**Your instructions**. Go through the entries below and copy every line that holds the word "Broccoli".
──────── Study material
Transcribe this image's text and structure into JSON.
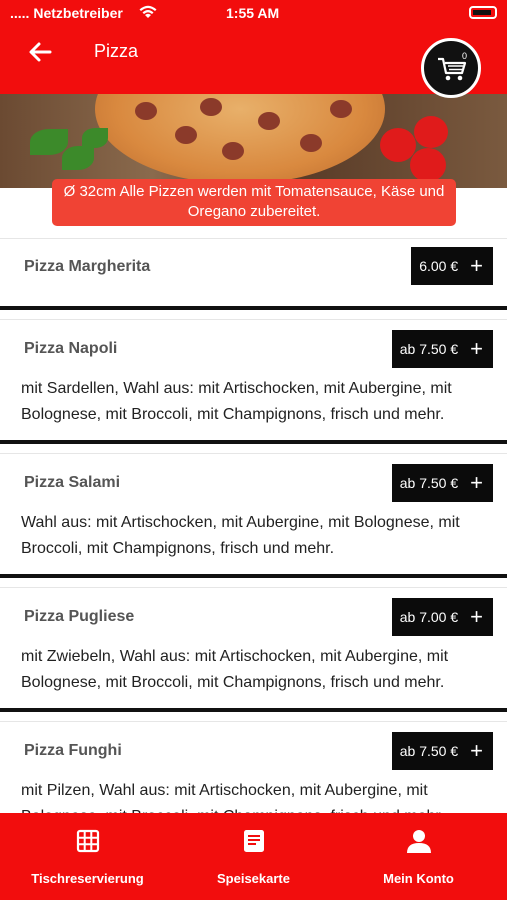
{
  "status_bar": {
    "carrier": "..... Netzbetreiber",
    "time": "1:55 AM"
  },
  "header": {
    "title": "Pizza",
    "cart_count": "0"
  },
  "info_banner": "Ø 32cm Alle Pizzen werden mit Tomatensauce, Käse und Oregano zubereitet.",
  "items": [
    {
      "name": "Pizza Margherita",
      "price": "6.00 €",
      "description": ""
    },
    {
      "name": "Pizza Napoli",
      "price": "ab 7.50 €",
      "description": "mit Sardellen, Wahl aus: mit Artischocken, mit Aubergine, mit Bolognese, mit Broccoli, mit Champignons, frisch und mehr."
    },
    {
      "name": "Pizza Salami",
      "price": "ab 7.50 €",
      "description": "Wahl aus: mit Artischocken, mit Aubergine, mit Bolognese, mit Broccoli, mit Champignons, frisch und mehr."
    },
    {
      "name": "Pizza Pugliese",
      "price": "ab 7.00 €",
      "description": "mit Zwiebeln, Wahl aus: mit Artischocken, mit Aubergine, mit Bolognese, mit Broccoli, mit Champignons, frisch und mehr."
    },
    {
      "name": "Pizza Funghi",
      "price": "ab 7.50 €",
      "description": "mit Pilzen,  Wahl aus: mit Artischocken, mit Aubergine, mit Bolognese, mit Broccoli, mit Champignons, frisch und mehr."
    }
  ],
  "bottom_nav": [
    {
      "label": "Tischreservierung",
      "icon": "grid-icon"
    },
    {
      "label": "Speisekarte",
      "icon": "menu-icon"
    },
    {
      "label": "Mein Konto",
      "icon": "user-icon"
    }
  ],
  "colors": {
    "primary": "#f20d0d",
    "banner": "#f04334",
    "price_bg": "#0b0b0b"
  }
}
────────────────
**Solution for this exercise**.
      "description": "mit Sardellen, Wahl aus: mit Artischocken, mit Aubergine, mit Bolognese, mit Broccoli, mit Champignons, frisch und mehr."
      "description": "Wahl aus: mit Artischocken, mit Aubergine, mit Bolognese, mit Broccoli, mit Champignons, frisch und mehr."
      "description": "mit Zwiebeln, Wahl aus: mit Artischocken, mit Aubergine, mit Bolognese, mit Broccoli, mit Champignons, frisch und mehr."
      "description": "mit Pilzen,  Wahl aus: mit Artischocken, mit Aubergine, mit Bolognese, mit Broccoli, mit Champignons, frisch und mehr."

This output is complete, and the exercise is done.